- much smaller than the recipient twin
How we care for TTTS
Through the joint work of researchers, genetic specialists, surgeons, and other care providers, the Boston Children's Hospital Maternal Fetal Care Center is breaking ground in understanding and successfully treating a wide variety of fetal health concerns, including TTTS.
TTTS | Diagnosis & Treatment
How is TTTS diagnosed?
Signs of the condition may be noted on a routine prenatal ultrasound, or your obstetrician may refer you for an ultrasound if your uterus measures larger than it should for your particular week of pregnancy. The discrepancy in measurement doesn't always mean that there is a problem.
But if a problem is suspected on the ultrasound, you may be referred to another doctor who specializes in high-risk cases for a more detailed Level 3 ultrasound.
Other tests you may encounter include:
- Fetal echocardiography: A special ultrasound of a baby's heart.
- Doppler flow study: This lets your doctor assess blood flow in the umbilical blood vein and arteries, fetal brain and fetal heart.
- Magnetic resonance imaging (MRI): To determine if there is any neurological damage in the donor twin; it takes pictures of the fetus's brain through the mother's abdomen
Ultrasound findings that point to a diagnosis of TTTS include identical twins with a shared placenta and abnormal communicating blood vessels. You may also hear the term "stuck twin," which refers to the donor twin, who, with such little fluid in the sac, is restricted in movement and can become stuck against the uterus.
When one twin dies there is a serious risk of death or severe neurological injury to the other fetus. Without treatment, death will occur in about 80 percent of these cases.
What is the treatment for TTTS?
There are several different procedures used to treat TTTS. Which procedure or combination of procedures is used will usually depend on the level of severity of the condition.
Some cases of TTTS never progress past the earliest stages, when there is still urine in the bladder of the donor twin, who never becomes "stuck." These cases would require only close monitoring to ensure that the condition does not progress.
Once the condition progresses, your doctor may advise you to undergo any of the following procedures, all of which are designed to alleviate harmful symptoms until the time of delivery, when the twins no longer need to share a placenta:

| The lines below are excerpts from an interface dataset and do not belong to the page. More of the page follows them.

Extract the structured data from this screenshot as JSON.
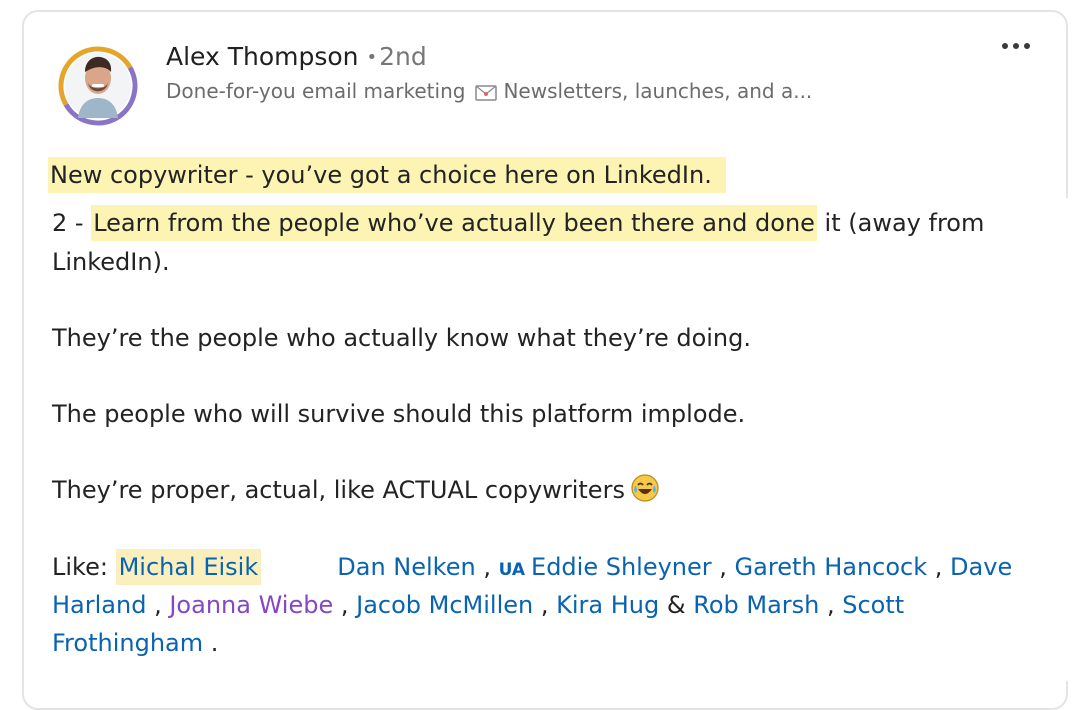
{
  "post": {
    "author_name": "Alex Thompson",
    "separator": "•",
    "degree": "2nd",
    "headline_part1": "Done-for-you email marketing",
    "headline_part2": "Newsletters, launches, and a...",
    "line1_highlight": "New copywriter - you’ve got a choice here on LinkedIn.",
    "line2_prefix": "2 - ",
    "line2_highlight": "Learn from the people who’ve actually been there and done",
    "line2_suffix": " it (away from",
    "line3": "LinkedIn).",
    "line4": "They’re the people who actually know what they’re doing.",
    "line5": "The people who will survive should this platform implode.",
    "line6": "They’re proper, actual, like ACTUAL copywriters",
    "like_label": "Like: ",
    "mentions": {
      "michal": "Michal Eisik",
      "dan": "Dan Nelken",
      "ua_flag": "UA",
      "eddie": "Eddie Shleyner",
      "gareth": "Gareth Hancock",
      "dave_1": "Dave",
      "dave_2": "Harland",
      "joanna": "Joanna Wiebe",
      "jacob": "Jacob McMillen",
      "kira": "Kira Hug",
      "rob": "Rob Marsh",
      "scott_1": "Scott",
      "scott_2": "Frothingham"
    },
    "sep_comma": " , ",
    "sep_amp": " & ",
    "final_period": " ."
  },
  "colors": {
    "highlight": "#fdf4b3",
    "mention_blue": "#0a63b0",
    "mention_purple": "#8448c4"
  },
  "icons": [
    "avatar-photo",
    "envelope-icon",
    "more-options-icon",
    "laughing-emoji-icon"
  ]
}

- Serial amniocentesis: A procedure that is used periodically to relieve the recipient twin of the excess accumulation of amniotic fluid. For this procedure, a needle is used to enter the mother's uterus and the recipient twin's amniotic sac, which is drained of fluid.
- Amniotic septostomy: A procedure in which a needle is inserted into the mother's abdomen, and the membrane between the two twins is punctured to allow equilibration of amniotic fluid between the two sacs, giving the smaller fetus more amniotic fluid.
- Umbilical cord ligation (tying of the umbilical cord): This surgery is performed endoscopically (through a small puncture in the mother's abdomen) when one twin is severely compromised with impending death. If one twin dies the other is at high risk for neurological damage caused by a severe drop in blood pressure. The procedure should offset the drop in blood pressure and prevent other continued symptoms in the surviving twin.
- Endoscopic laser surgery: A procedure in which a small puncture is made on the mother's abdomen and endoscope is inserted into the amniotic cavity. This allows the surgeon to look into the uterus and use a laser to interrupt abnormal connections between the twins.
What is the long-term outlook?
The outlook depends on the severity of the condition and how far it's progressed. Some studies have shown, however, that twin fetuses with advanced TTTS have a better survival rate after undergoing either amniotic septostomy or endoscopic laser surgery than those who undergo the other treatments discussed above.
Approximately 80 percent of fetuses with TTTS will die if there is no treatment at all. When one fetus dies, there is a high incidence of brain injury to the other fetus.
With umbilical cord ligation, brain injury might be prevented in the surviving twin. Some survivors may do well and be completely healthy, while others may have injuries to their hearts and kidneys. There is also a risk of preterm delivery after any of these procedures.